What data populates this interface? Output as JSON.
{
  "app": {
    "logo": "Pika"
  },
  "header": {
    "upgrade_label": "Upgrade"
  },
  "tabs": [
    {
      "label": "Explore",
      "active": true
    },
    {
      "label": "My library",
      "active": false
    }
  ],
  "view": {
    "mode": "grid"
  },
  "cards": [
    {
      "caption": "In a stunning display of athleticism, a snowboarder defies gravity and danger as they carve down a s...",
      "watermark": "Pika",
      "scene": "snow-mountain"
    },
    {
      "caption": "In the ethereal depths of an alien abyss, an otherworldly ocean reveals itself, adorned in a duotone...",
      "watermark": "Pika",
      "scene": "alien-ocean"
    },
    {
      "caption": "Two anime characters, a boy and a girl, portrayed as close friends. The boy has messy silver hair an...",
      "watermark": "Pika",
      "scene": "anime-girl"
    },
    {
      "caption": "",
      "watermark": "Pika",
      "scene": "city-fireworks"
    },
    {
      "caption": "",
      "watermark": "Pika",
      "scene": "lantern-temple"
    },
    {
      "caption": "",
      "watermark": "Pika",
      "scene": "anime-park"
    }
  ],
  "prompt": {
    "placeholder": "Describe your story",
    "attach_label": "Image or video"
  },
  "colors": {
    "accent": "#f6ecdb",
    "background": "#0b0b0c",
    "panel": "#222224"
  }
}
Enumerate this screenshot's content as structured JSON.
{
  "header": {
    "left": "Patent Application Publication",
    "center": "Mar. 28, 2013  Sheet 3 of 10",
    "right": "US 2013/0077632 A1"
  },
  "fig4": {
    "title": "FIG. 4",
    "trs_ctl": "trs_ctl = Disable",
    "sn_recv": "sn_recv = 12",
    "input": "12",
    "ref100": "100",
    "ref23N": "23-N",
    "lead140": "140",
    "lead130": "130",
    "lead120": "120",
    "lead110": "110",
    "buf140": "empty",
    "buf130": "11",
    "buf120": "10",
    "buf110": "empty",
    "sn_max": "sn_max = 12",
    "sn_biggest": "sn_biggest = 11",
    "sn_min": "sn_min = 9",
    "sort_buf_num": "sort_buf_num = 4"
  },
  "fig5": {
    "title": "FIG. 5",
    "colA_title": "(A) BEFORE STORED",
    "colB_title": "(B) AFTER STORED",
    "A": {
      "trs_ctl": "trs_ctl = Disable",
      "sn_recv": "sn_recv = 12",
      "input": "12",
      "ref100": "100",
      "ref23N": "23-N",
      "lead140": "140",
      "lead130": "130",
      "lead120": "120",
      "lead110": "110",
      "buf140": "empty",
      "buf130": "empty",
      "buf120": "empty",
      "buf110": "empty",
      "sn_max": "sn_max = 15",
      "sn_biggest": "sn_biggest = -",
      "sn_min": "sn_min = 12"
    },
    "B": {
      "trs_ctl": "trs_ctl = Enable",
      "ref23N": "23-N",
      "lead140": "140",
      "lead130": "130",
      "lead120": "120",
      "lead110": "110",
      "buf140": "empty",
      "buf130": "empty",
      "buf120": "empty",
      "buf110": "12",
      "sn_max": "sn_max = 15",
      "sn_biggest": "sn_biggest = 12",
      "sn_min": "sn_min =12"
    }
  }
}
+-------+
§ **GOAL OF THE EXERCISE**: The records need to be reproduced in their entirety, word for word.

§ **THE COMPLETED TASK**:
What data populates this interface? Output as JSON.
{
  "app": {
    "logo": "Pika"
  },
  "header": {
    "upgrade_label": "Upgrade"
  },
  "tabs": [
    {
      "label": "Explore",
      "active": true
    },
    {
      "label": "My library",
      "active": false
    }
  ],
  "view": {
    "mode": "grid"
  },
  "cards": [
    {
      "caption": "In a stunning display of athleticism, a snowboarder defies gravity and danger as they carve down a s...",
      "watermark": "Pika",
      "scene": "snow-mountain"
    },
    {
      "caption": "In the ethereal depths of an alien abyss, an otherworldly ocean reveals itself, adorned in a duotone...",
      "watermark": "Pika",
      "scene": "alien-ocean"
    },
    {
      "caption": "Two anime characters, a boy and a girl, portrayed as close friends. The boy has messy silver hair an...",
      "watermark": "Pika",
      "scene": "anime-girl"
    },
    {
      "caption": "",
      "watermark": "Pika",
      "scene": "city-fireworks"
    },
    {
      "caption": "",
      "watermark": "Pika",
      "scene": "lantern-temple"
    },
    {
      "caption": "",
      "watermark": "Pika",
      "scene": "anime-park"
    }
  ],
  "prompt": {
    "placeholder": "Describe your story",
    "attach_label": "Image or video"
  },
  "colors": {
    "accent": "#f6ecdb",
    "background": "#0b0b0c",
    "panel": "#222224"
  }
}
Enumerate this screenshot's content as structured JSON.
{
  "header": {
    "left": "Patent Application Publication",
    "center": "Mar. 28, 2013  Sheet 3 of 10",
    "right": "US 2013/0077632 A1"
  },
  "fig4": {
    "title": "FIG. 4",
    "trs_ctl": "trs_ctl = Disable",
    "sn_recv": "sn_recv = 12",
    "input": "12",
    "ref100": "100",
    "ref23N": "23-N",
    "lead140": "140",
    "lead130": "130",
    "lead120": "120",
    "lead110": "110",
    "buf140": "empty",
    "buf130": "11",
    "buf120": "10",
    "buf110": "empty",
    "sn_max": "sn_max = 12",
    "sn_biggest": "sn_biggest = 11",
    "sn_min": "sn_min = 9",
    "sort_buf_num": "sort_buf_num = 4"
  },
  "fig5": {
    "title": "FIG. 5",
    "colA_title": "(A) BEFORE STORED",
    "colB_title": "(B) AFTER STORED",
    "A": {
      "trs_ctl": "trs_ctl = Disable",
      "sn_recv": "sn_recv = 12",
      "input": "12",
      "ref100": "100",
      "ref23N": "23-N",
      "lead140": "140",
      "lead130": "130",
      "lead120": "120",
      "lead110": "110",
      "buf140": "empty",
      "buf130": "empty",
      "buf120": "empty",
      "buf110": "empty",
      "sn_max": "sn_max = 15",
      "sn_biggest": "sn_biggest = -",
      "sn_min": "sn_min = 12"
    },
    "B": {
      "trs_ctl": "trs_ctl = Enable",
      "ref23N": "23-N",
      "lead140": "140",
      "lead130": "130",
      "lead120": "120",
      "lead110": "110",
      "buf140": "empty",
      "buf130": "empty",
      "buf120": "empty",
      "buf110": "12",
      "sn_max": "sn_max = 15",
      "sn_biggest": "sn_biggest = 12",
      "sn_min": "sn_min =12"
    }
  }
}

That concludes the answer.